> [Your instructions] Every entry below needs to be printed again exactly, with its pictures left out.
--------------------
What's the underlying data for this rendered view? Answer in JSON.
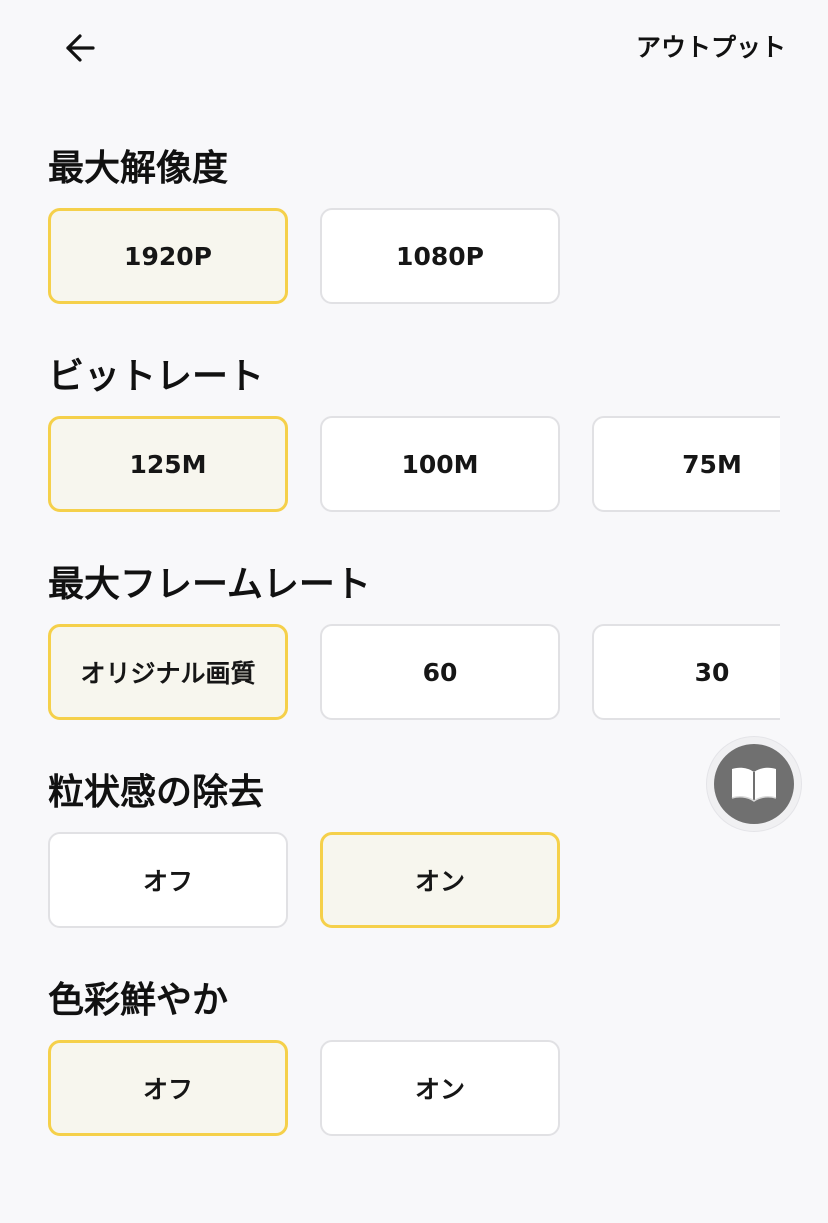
{
  "header": {
    "back_icon": "arrow-left-icon",
    "output_label": "アウトプット"
  },
  "sections": [
    {
      "title": "最大解像度",
      "options": [
        {
          "label": "1920P",
          "selected": true
        },
        {
          "label": "1080P",
          "selected": false
        }
      ]
    },
    {
      "title": "ビットレート",
      "options": [
        {
          "label": "125M",
          "selected": true
        },
        {
          "label": "100M",
          "selected": false
        },
        {
          "label": "75M",
          "selected": false
        }
      ]
    },
    {
      "title": "最大フレームレート",
      "options": [
        {
          "label": "オリジナル画質",
          "selected": true
        },
        {
          "label": "60",
          "selected": false
        },
        {
          "label": "30",
          "selected": false
        }
      ]
    },
    {
      "title": "粒状感の除去",
      "options": [
        {
          "label": "オフ",
          "selected": false
        },
        {
          "label": "オン",
          "selected": true
        }
      ]
    },
    {
      "title": "色彩鮮やか",
      "options": [
        {
          "label": "オフ",
          "selected": true
        },
        {
          "label": "オン",
          "selected": false
        }
      ]
    }
  ],
  "floating_button": {
    "icon": "book-icon"
  },
  "colors": {
    "background": "#f8f8fa",
    "selected_border": "#f5d04a",
    "selected_fill": "#f7f6ee",
    "option_border": "#e1e1e4",
    "floating_icon_bg": "#707070"
  }
}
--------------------
> [Output]
What's the underlying data for this rendered view? Answer in JSON.
{
  "header": {
    "back_icon": "arrow-left-icon",
    "output_label": "アウトプット"
  },
  "sections": [
    {
      "title": "最大解像度",
      "options": [
        {
          "label": "1920P",
          "selected": true
        },
        {
          "label": "1080P",
          "selected": false
        }
      ]
    },
    {
      "title": "ビットレート",
      "options": [
        {
          "label": "125M",
          "selected": true
        },
        {
          "label": "100M",
          "selected": false
        },
        {
          "label": "75M",
          "selected": false
        }
      ]
    },
    {
      "title": "最大フレームレート",
      "options": [
        {
          "label": "オリジナル画質",
          "selected": true
        },
        {
          "label": "60",
          "selected": false
        },
        {
          "label": "30",
          "selected": false
        }
      ]
    },
    {
      "title": "粒状感の除去",
      "options": [
        {
          "label": "オフ",
          "selected": false
        },
        {
          "label": "オン",
          "selected": true
        }
      ]
    },
    {
      "title": "色彩鮮やか",
      "options": [
        {
          "label": "オフ",
          "selected": true
        },
        {
          "label": "オン",
          "selected": false
        }
      ]
    }
  ],
  "floating_button": {
    "icon": "book-icon"
  },
  "colors": {
    "background": "#f8f8fa",
    "selected_border": "#f5d04a",
    "selected_fill": "#f7f6ee",
    "option_border": "#e1e1e4",
    "floating_icon_bg": "#707070"
  }
}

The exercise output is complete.